What needs to be done
A faithful copy of the listing below is required.

Provided data
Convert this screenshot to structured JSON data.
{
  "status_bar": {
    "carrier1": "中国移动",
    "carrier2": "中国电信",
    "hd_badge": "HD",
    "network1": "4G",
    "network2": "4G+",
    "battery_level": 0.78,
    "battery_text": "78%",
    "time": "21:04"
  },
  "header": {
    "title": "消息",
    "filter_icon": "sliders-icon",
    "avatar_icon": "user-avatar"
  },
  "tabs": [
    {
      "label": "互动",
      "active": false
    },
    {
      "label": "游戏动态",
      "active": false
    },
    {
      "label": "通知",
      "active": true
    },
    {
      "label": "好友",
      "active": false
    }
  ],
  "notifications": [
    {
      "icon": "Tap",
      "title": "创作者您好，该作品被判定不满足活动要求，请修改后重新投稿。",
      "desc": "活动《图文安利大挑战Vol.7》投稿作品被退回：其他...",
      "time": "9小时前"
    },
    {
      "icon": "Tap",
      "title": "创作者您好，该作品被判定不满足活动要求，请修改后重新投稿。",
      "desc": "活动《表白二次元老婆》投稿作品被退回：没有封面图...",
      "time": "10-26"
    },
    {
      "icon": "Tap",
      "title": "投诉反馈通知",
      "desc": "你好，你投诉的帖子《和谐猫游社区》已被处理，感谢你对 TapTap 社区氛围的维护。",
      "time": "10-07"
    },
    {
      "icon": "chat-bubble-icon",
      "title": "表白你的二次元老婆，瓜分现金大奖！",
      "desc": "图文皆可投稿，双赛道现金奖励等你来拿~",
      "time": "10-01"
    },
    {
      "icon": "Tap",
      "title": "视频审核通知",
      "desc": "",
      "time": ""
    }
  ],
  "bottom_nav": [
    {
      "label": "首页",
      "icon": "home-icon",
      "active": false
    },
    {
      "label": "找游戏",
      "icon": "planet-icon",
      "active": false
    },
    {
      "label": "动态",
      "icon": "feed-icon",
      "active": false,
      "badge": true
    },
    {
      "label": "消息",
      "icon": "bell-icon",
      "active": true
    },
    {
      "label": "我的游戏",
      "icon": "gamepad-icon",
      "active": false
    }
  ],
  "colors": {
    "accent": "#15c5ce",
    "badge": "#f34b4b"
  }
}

Written response
Convert this screenshot to structured JSON data.
{
  "status_bar": {
    "carrier1": "中国移动",
    "carrier2": "中国电信",
    "hd_badge": "HD",
    "network1": "4G",
    "network2": "4G+",
    "battery_level": 0.78,
    "battery_text": "78%",
    "time": "21:04"
  },
  "header": {
    "title": "消息",
    "filter_icon": "sliders-icon",
    "avatar_icon": "user-avatar"
  },
  "tabs": [
    {
      "label": "互动",
      "active": false
    },
    {
      "label": "游戏动态",
      "active": false
    },
    {
      "label": "通知",
      "active": true
    },
    {
      "label": "好友",
      "active": false
    }
  ],
  "notifications": [
    {
      "icon": "Tap",
      "title": "创作者您好，该作品被判定不满足活动要求，请修改后重新投稿。",
      "desc": "活动《图文安利大挑战Vol.7》投稿作品被退回：其他...",
      "time": "9小时前"
    },
    {
      "icon": "Tap",
      "title": "创作者您好，该作品被判定不满足活动要求，请修改后重新投稿。",
      "desc": "活动《表白二次元老婆》投稿作品被退回：没有封面图...",
      "time": "10-26"
    },
    {
      "icon": "Tap",
      "title": "投诉反馈通知",
      "desc": "你好，你投诉的帖子《和谐猫游社区》已被处理，感谢你对 TapTap 社区氛围的维护。",
      "time": "10-07"
    },
    {
      "icon": "chat-bubble-icon",
      "title": "表白你的二次元老婆，瓜分现金大奖！",
      "desc": "图文皆可投稿，双赛道现金奖励等你来拿~",
      "time": "10-01"
    },
    {
      "icon": "Tap",
      "title": "视频审核通知",
      "desc": "",
      "time": ""
    }
  ],
  "bottom_nav": [
    {
      "label": "首页",
      "icon": "home-icon",
      "active": false
    },
    {
      "label": "找游戏",
      "icon": "planet-icon",
      "active": false
    },
    {
      "label": "动态",
      "icon": "feed-icon",
      "active": false,
      "badge": true
    },
    {
      "label": "消息",
      "icon": "bell-icon",
      "active": true
    },
    {
      "label": "我的游戏",
      "icon": "gamepad-icon",
      "active": false
    }
  ],
  "colors": {
    "accent": "#15c5ce",
    "badge": "#f34b4b"
  }
}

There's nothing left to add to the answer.